(Source records)
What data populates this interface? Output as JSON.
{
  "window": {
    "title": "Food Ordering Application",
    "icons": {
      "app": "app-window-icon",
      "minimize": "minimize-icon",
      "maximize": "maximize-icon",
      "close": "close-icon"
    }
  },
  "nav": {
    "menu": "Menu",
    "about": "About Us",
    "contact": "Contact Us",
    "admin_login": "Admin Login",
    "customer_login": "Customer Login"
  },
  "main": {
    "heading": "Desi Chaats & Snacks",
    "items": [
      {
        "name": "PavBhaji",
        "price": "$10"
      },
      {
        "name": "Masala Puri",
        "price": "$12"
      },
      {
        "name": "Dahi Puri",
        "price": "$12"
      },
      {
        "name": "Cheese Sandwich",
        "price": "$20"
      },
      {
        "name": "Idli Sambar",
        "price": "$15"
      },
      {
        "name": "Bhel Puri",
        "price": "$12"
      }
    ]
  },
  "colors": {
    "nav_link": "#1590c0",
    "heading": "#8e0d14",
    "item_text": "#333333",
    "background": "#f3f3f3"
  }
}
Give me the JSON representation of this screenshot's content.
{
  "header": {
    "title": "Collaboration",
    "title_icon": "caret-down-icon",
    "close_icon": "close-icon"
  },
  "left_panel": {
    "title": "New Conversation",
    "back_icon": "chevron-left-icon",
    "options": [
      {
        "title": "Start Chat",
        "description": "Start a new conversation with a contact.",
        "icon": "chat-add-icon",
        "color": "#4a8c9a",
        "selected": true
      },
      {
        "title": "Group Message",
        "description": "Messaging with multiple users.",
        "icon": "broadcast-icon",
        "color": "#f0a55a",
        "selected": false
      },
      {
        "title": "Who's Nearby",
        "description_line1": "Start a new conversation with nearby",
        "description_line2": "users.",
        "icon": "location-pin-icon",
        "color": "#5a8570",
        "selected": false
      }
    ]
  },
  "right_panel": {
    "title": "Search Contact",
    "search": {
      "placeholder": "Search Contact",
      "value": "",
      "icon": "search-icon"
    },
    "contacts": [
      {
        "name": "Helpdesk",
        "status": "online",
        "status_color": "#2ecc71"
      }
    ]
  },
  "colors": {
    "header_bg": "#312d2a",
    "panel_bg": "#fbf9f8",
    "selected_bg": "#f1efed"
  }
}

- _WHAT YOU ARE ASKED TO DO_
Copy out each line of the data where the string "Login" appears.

- _RESULT OF THE EXERCISE_
    "admin_login": "Admin Login",
    "customer_login": "Customer Login"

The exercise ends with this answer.